According to Baker Hughes, the number of oil and gas rigs drilling in the U.S. fell to 415 as of May 6 compared to 894 rigs a year ago.

The rig drops once again pulled the U.S. rig count down to its lowest level since Baker Hughes began tracking data in 1949.

The U.S. oil rig count dipped by four rigs to 328 last week, down from 668 rigs during the same period last year.

According to Reuters, the oil rig decline marks the lowest oil rig count since October 2009.

The gas rig count slipped down by one rig to 86, a significant dip from the 221 gas rigs operating during the same week a year ago.

The horizontal rig count fell by two rigs to 44 rigs, down 50 percent from year ago levels, while the horizontal rig count tumbled by six down to 318 rigs.

The vertical rig count climbed to 53 rigs after gaining three rigs.

Drillers in Oklahoma dropped three rigs last week while Louisiana lost two rigs.

Alaska, Colorado, North Dakota and Ohio lost one rig a piece last week.

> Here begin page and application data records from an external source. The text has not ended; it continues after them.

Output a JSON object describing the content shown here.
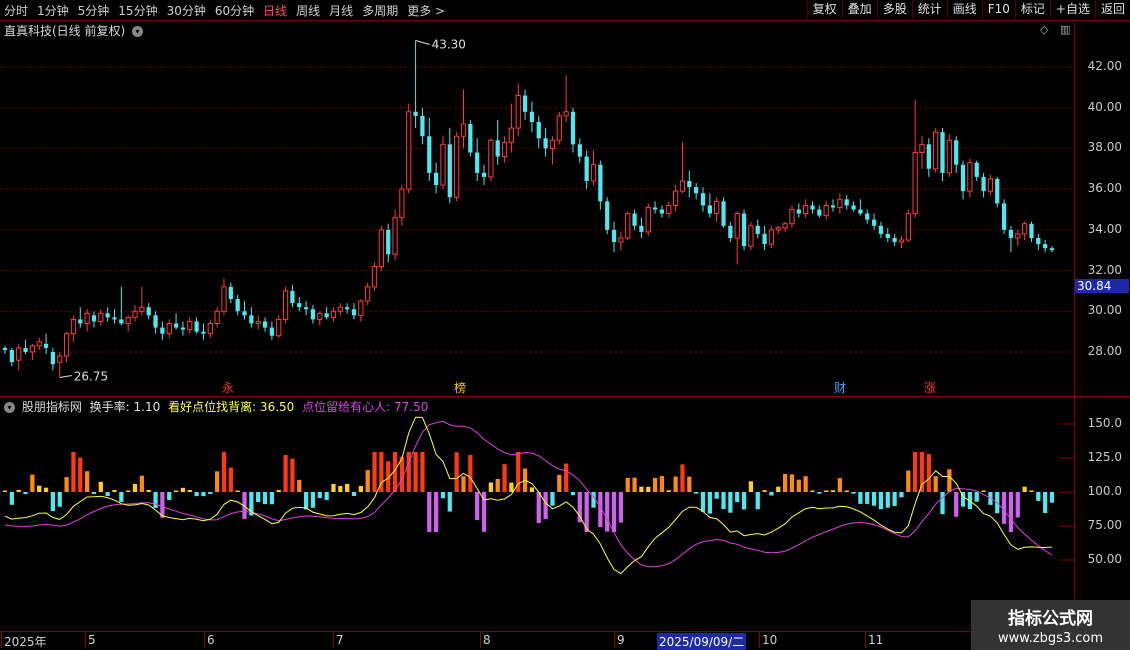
{
  "toolbar": {
    "periods": [
      "分时",
      "1分钟",
      "5分钟",
      "15分钟",
      "30分钟",
      "60分钟",
      "日线",
      "周线",
      "月线",
      "多周期",
      "更多 >"
    ],
    "active_period": "日线",
    "actions": [
      "复权",
      "叠加",
      "多股",
      "统计",
      "画线",
      "F10",
      "标记",
      "+自选",
      "返回"
    ]
  },
  "main_chart": {
    "title": "直真科技(日线 前复权)",
    "high_label": "43.30",
    "low_label": "26.75",
    "price_tag": "30.84",
    "y_ticks": [
      "42.00",
      "40.00",
      "38.00",
      "36.00",
      "34.00",
      "32.00",
      "30.00",
      "28.00"
    ],
    "markers": [
      {
        "text": "永",
        "color": "#ff3030"
      },
      {
        "text": "榜",
        "color": "#ffcc00"
      },
      {
        "text": "财",
        "color": "#40a0ff"
      },
      {
        "text": "涨",
        "color": "#ff3030"
      }
    ]
  },
  "indicator": {
    "name": "股朋指标网",
    "turnover": "换手率: 1.10",
    "line1": "看好点位找背离: 36.50",
    "line2": "点位留给有心人: 77.50",
    "y_ticks": [
      "150.0",
      "125.0",
      "100.0",
      "75.00",
      "50.00"
    ]
  },
  "dates": [
    "2025年",
    "5",
    "6",
    "7",
    "8",
    "9",
    "2025/09/09/二",
    "10",
    "11"
  ],
  "watermark": {
    "title": "指标公式网",
    "url": "www.zbgs3.com"
  },
  "chart_data": {
    "type": "candlestick",
    "ylim": [
      26.0,
      44.0
    ],
    "candles": [
      [
        28.2,
        28.3,
        27.9,
        28.1
      ],
      [
        28.1,
        28.2,
        27.3,
        27.5
      ],
      [
        27.6,
        28.4,
        27.1,
        28.2
      ],
      [
        28.2,
        28.6,
        27.9,
        28.0
      ],
      [
        28.0,
        28.4,
        27.6,
        28.3
      ],
      [
        28.3,
        28.7,
        28.1,
        28.5
      ],
      [
        28.4,
        28.9,
        27.9,
        28.2
      ],
      [
        28.0,
        28.2,
        27.1,
        27.4
      ],
      [
        27.5,
        28.0,
        26.75,
        27.8
      ],
      [
        27.8,
        29.0,
        27.5,
        28.9
      ],
      [
        28.9,
        29.8,
        28.5,
        29.6
      ],
      [
        29.6,
        30.2,
        29.2,
        29.4
      ],
      [
        29.4,
        30.1,
        29.0,
        29.9
      ],
      [
        29.8,
        30.0,
        29.2,
        29.5
      ],
      [
        29.5,
        30.1,
        29.3,
        29.9
      ],
      [
        29.9,
        30.2,
        29.5,
        29.7
      ],
      [
        29.7,
        30.1,
        29.4,
        29.6
      ],
      [
        29.6,
        31.2,
        29.3,
        29.4
      ],
      [
        29.4,
        29.8,
        29.0,
        29.7
      ],
      [
        29.7,
        30.3,
        29.5,
        30.0
      ],
      [
        30.0,
        31.2,
        29.8,
        30.2
      ],
      [
        30.2,
        30.4,
        29.6,
        29.8
      ],
      [
        29.8,
        30.0,
        28.9,
        29.2
      ],
      [
        29.2,
        29.5,
        28.6,
        28.9
      ],
      [
        28.9,
        29.6,
        28.7,
        29.4
      ],
      [
        29.4,
        29.9,
        29.1,
        29.2
      ],
      [
        29.2,
        29.5,
        28.8,
        29.1
      ],
      [
        29.1,
        29.7,
        28.9,
        29.5
      ],
      [
        29.5,
        29.7,
        28.9,
        29.0
      ],
      [
        29.0,
        29.4,
        28.6,
        28.9
      ],
      [
        28.9,
        29.6,
        28.7,
        29.4
      ],
      [
        29.4,
        30.2,
        29.2,
        30.0
      ],
      [
        30.0,
        31.6,
        29.8,
        31.2
      ],
      [
        31.2,
        31.4,
        30.4,
        30.6
      ],
      [
        30.6,
        30.8,
        29.8,
        30.0
      ],
      [
        30.0,
        30.5,
        29.6,
        29.8
      ],
      [
        29.8,
        30.2,
        29.2,
        29.4
      ],
      [
        29.4,
        29.8,
        29.1,
        29.5
      ],
      [
        29.5,
        29.7,
        29.0,
        29.2
      ],
      [
        29.2,
        29.5,
        28.6,
        28.8
      ],
      [
        28.8,
        29.8,
        28.7,
        29.6
      ],
      [
        29.6,
        31.2,
        29.4,
        31.0
      ],
      [
        31.0,
        31.3,
        30.2,
        30.4
      ],
      [
        30.4,
        30.7,
        30.0,
        30.2
      ],
      [
        30.2,
        30.5,
        29.8,
        30.1
      ],
      [
        30.1,
        30.3,
        29.4,
        29.6
      ],
      [
        29.6,
        30.0,
        29.3,
        29.9
      ],
      [
        29.9,
        30.2,
        29.6,
        29.7
      ],
      [
        29.7,
        30.2,
        29.5,
        30.0
      ],
      [
        30.0,
        30.4,
        29.8,
        30.2
      ],
      [
        30.2,
        30.4,
        29.9,
        30.1
      ],
      [
        30.1,
        30.4,
        29.6,
        29.8
      ],
      [
        29.8,
        30.6,
        29.5,
        30.5
      ],
      [
        30.5,
        31.4,
        30.3,
        31.2
      ],
      [
        31.2,
        32.4,
        31.0,
        32.2
      ],
      [
        32.2,
        34.2,
        32.0,
        34.0
      ],
      [
        34.0,
        34.3,
        32.4,
        32.8
      ],
      [
        32.8,
        35.0,
        32.5,
        34.6
      ],
      [
        34.6,
        36.2,
        34.2,
        36.0
      ],
      [
        36.0,
        40.2,
        35.8,
        39.8
      ],
      [
        39.8,
        43.3,
        39.0,
        39.6
      ],
      [
        39.6,
        40.0,
        38.2,
        38.6
      ],
      [
        38.6,
        39.5,
        36.4,
        36.8
      ],
      [
        36.8,
        37.3,
        35.8,
        36.2
      ],
      [
        36.2,
        38.6,
        36.0,
        38.2
      ],
      [
        38.2,
        39.0,
        35.3,
        35.6
      ],
      [
        35.6,
        38.8,
        35.4,
        38.6
      ],
      [
        38.6,
        40.9,
        38.0,
        39.2
      ],
      [
        39.2,
        39.4,
        37.6,
        37.8
      ],
      [
        37.8,
        38.5,
        36.4,
        36.8
      ],
      [
        36.8,
        37.2,
        36.2,
        36.6
      ],
      [
        36.6,
        38.5,
        36.4,
        38.4
      ],
      [
        38.4,
        39.4,
        37.2,
        37.6
      ],
      [
        37.6,
        38.6,
        37.3,
        38.3
      ],
      [
        38.3,
        40.2,
        37.8,
        39.0
      ],
      [
        39.0,
        41.2,
        38.6,
        40.6
      ],
      [
        40.6,
        40.9,
        39.4,
        39.8
      ],
      [
        39.8,
        40.3,
        38.8,
        39.3
      ],
      [
        39.3,
        39.6,
        38.0,
        38.5
      ],
      [
        38.5,
        39.0,
        37.6,
        38.0
      ],
      [
        38.0,
        38.6,
        37.2,
        38.4
      ],
      [
        38.4,
        39.8,
        38.2,
        39.6
      ],
      [
        39.6,
        41.6,
        39.3,
        39.8
      ],
      [
        39.8,
        40.0,
        37.8,
        38.2
      ],
      [
        38.2,
        38.5,
        37.3,
        37.6
      ],
      [
        37.6,
        37.9,
        36.0,
        36.4
      ],
      [
        36.4,
        37.9,
        36.2,
        37.2
      ],
      [
        37.2,
        37.4,
        35.0,
        35.4
      ],
      [
        35.4,
        35.6,
        33.8,
        34.0
      ],
      [
        34.0,
        34.4,
        32.9,
        33.4
      ],
      [
        33.4,
        33.9,
        33.0,
        33.6
      ],
      [
        33.6,
        34.9,
        33.5,
        34.8
      ],
      [
        34.8,
        35.0,
        34.0,
        34.2
      ],
      [
        34.2,
        34.6,
        33.6,
        33.9
      ],
      [
        33.9,
        35.3,
        33.7,
        35.1
      ],
      [
        35.1,
        35.4,
        34.8,
        35.0
      ],
      [
        35.0,
        35.2,
        34.6,
        34.8
      ],
      [
        34.8,
        35.4,
        34.6,
        35.2
      ],
      [
        35.2,
        36.2,
        34.9,
        35.9
      ],
      [
        35.9,
        38.3,
        35.8,
        36.4
      ],
      [
        36.4,
        36.9,
        35.6,
        36.1
      ],
      [
        36.1,
        36.3,
        35.5,
        35.8
      ],
      [
        35.8,
        36.1,
        34.9,
        35.2
      ],
      [
        35.2,
        35.8,
        34.6,
        34.8
      ],
      [
        34.8,
        35.6,
        34.4,
        35.4
      ],
      [
        35.4,
        35.6,
        34.1,
        34.2
      ],
      [
        34.2,
        34.4,
        33.4,
        33.6
      ],
      [
        33.6,
        34.9,
        32.3,
        34.8
      ],
      [
        34.8,
        35.0,
        33.0,
        33.2
      ],
      [
        33.2,
        34.4,
        33.0,
        34.2
      ],
      [
        34.2,
        34.5,
        33.6,
        33.8
      ],
      [
        33.8,
        34.2,
        33.0,
        33.3
      ],
      [
        33.3,
        34.2,
        33.1,
        34.0
      ],
      [
        34.0,
        34.2,
        33.8,
        34.1
      ],
      [
        34.1,
        34.4,
        33.9,
        34.3
      ],
      [
        34.3,
        35.2,
        34.1,
        35.0
      ],
      [
        35.0,
        35.3,
        34.6,
        34.8
      ],
      [
        34.8,
        35.5,
        34.6,
        35.2
      ],
      [
        35.2,
        35.4,
        34.8,
        35.0
      ],
      [
        35.0,
        35.2,
        34.6,
        34.7
      ],
      [
        34.7,
        35.4,
        34.5,
        35.2
      ],
      [
        35.2,
        35.5,
        34.9,
        35.1
      ],
      [
        35.1,
        35.8,
        34.8,
        35.5
      ],
      [
        35.5,
        35.7,
        35.0,
        35.2
      ],
      [
        35.2,
        35.4,
        34.9,
        35.0
      ],
      [
        35.0,
        35.5,
        34.7,
        34.8
      ],
      [
        34.8,
        35.0,
        34.3,
        34.5
      ],
      [
        34.5,
        34.8,
        34.0,
        34.2
      ],
      [
        34.2,
        34.4,
        33.6,
        33.8
      ],
      [
        33.8,
        34.1,
        33.4,
        33.6
      ],
      [
        33.6,
        33.8,
        33.2,
        33.4
      ],
      [
        33.4,
        33.7,
        33.1,
        33.5
      ],
      [
        33.5,
        35.0,
        33.4,
        34.8
      ],
      [
        34.8,
        40.4,
        34.6,
        37.8
      ],
      [
        37.8,
        38.6,
        37.0,
        38.2
      ],
      [
        38.2,
        38.5,
        36.6,
        37.0
      ],
      [
        37.0,
        39.0,
        36.8,
        38.8
      ],
      [
        38.8,
        39.0,
        36.4,
        36.8
      ],
      [
        36.8,
        38.7,
        36.6,
        38.4
      ],
      [
        38.4,
        38.6,
        36.8,
        37.2
      ],
      [
        37.2,
        37.4,
        35.5,
        35.9
      ],
      [
        35.9,
        37.5,
        35.6,
        37.3
      ],
      [
        37.3,
        37.4,
        36.4,
        36.6
      ],
      [
        36.6,
        36.8,
        35.6,
        35.9
      ],
      [
        35.9,
        36.7,
        35.7,
        36.5
      ],
      [
        36.5,
        36.6,
        35.1,
        35.3
      ],
      [
        35.3,
        35.5,
        33.8,
        34.0
      ],
      [
        34.0,
        34.2,
        32.9,
        33.6
      ],
      [
        33.6,
        34.0,
        33.2,
        33.8
      ],
      [
        33.8,
        34.4,
        33.5,
        34.3
      ],
      [
        34.3,
        34.4,
        33.4,
        33.6
      ],
      [
        33.6,
        33.8,
        33.0,
        33.3
      ],
      [
        33.3,
        33.5,
        32.9,
        33.1
      ],
      [
        33.1,
        33.2,
        32.9,
        33.0
      ]
    ],
    "indicator_series": [
      {
        "name": "看好点位找背离",
        "color": "#ffff40"
      },
      {
        "name": "点位留给有心人",
        "color": "#e040e0"
      }
    ]
  }
}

Texas added three rigs after a five rig gain in the Permian Basin helped offset a three rig loss in the Eagle Ford play.

Rig counts in Arkansas, California, Kansas, New Mexico, Pennsylvania, West Virginia and Wyoming held steady from last week.

The Mississippian Basin posted a two rig loss last week.

The DJ-Niobrara, Utica and Williston basins each lost one rig.

The Gulf of Mexico’s rig count ticked down by one to 23 rigs.

Canada’s rig count fell to 36 rigs after the country lost two gas rigs but gained one oil rig.